Martin explains: “Last year we had a clinic with 35 kids, we ran it for half a day, we had a mini dunk contest, we had awards and we had prizes. The point guard of Team GB, Teddy Okereafor, came along and handed out the medals.”
Covid-19 has added to the workload because of testing, additional risk assessments and extra PPE gear - but the GG3x3 team have been up for the challenge and, as restrictions have relaxed, recently launched the #Ball4Life Community Project with support from Basketball England in conjunction with Sport England’s Tackling Inequalities fund.
“It’s a cross-borough initiative across London to run clinics between mid-April through to June,” says Martin. “It’s for people with learning difficulties and from lower socio-economic group (LSEG) backgrounds.”
It’s not the first time that GG3x3 has collaborated with Basketball England. Last year, between July and October, the team participated in the governing body’s ‘Project Swish’ programme. Their #NothingButNetLDN challenge involved 14 volunteers driving to all areas of London to put up 76 basketball nets on ‘naked’ hoops around the capital.
Martin recalls some of the volunteers visiting Paddington Recreational Ground where local young people playing were suspicious of GG3x3’s arrival.
“It was amazing because as soon as we put up these nets, the kids were like ‘I’m the first to shoot!

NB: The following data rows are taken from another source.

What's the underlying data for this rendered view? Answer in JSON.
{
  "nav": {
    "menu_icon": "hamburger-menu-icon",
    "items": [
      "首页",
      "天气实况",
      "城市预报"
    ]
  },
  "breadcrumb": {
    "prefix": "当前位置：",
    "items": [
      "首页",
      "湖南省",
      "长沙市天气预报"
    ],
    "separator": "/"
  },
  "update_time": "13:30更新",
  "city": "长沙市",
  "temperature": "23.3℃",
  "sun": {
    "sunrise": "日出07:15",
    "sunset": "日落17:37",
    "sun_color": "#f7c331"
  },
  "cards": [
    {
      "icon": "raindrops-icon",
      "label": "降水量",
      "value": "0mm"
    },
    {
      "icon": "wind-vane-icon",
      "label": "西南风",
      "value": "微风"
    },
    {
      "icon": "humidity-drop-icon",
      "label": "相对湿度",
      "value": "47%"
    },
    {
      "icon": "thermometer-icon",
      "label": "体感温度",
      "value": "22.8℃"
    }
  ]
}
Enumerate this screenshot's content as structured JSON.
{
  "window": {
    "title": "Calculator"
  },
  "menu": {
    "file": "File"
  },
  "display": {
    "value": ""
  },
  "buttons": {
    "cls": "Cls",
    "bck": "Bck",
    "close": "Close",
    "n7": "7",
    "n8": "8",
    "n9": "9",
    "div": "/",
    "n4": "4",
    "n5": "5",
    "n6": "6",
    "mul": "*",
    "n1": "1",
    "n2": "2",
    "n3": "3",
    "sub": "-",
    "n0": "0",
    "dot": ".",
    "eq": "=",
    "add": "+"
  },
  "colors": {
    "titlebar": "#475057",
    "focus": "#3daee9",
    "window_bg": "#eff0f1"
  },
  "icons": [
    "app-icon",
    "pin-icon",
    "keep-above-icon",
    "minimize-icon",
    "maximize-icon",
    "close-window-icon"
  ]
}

No, I want to be the first to shoot!’ They arranged themselves to play a shooting game, out of respect that a new net had gone up, and I was just blown away.”
Further evidence of the GG3x3’s community involvement is their collaboration with Writtle University College in Essex. The partnership will see the UK’s first bespoke three-on-three basketball courts created. The university is looking to attract students from a diverse base to help integrate basketball on a grassroots level.
Martin’s aim for the future of GG3x3 is to extend its reach outside of London by having tournaments in other locations. Despite being based solely in the capital at the moment, the tournament has had international contributions with players participating from the US and Paris.
The details of this year’s tournament will be announced soon, with wheelchair basketball being included for the first time. Here’s hoping Martin and the GG3x3 team can continue to break down barriers and bring communities together through basketball.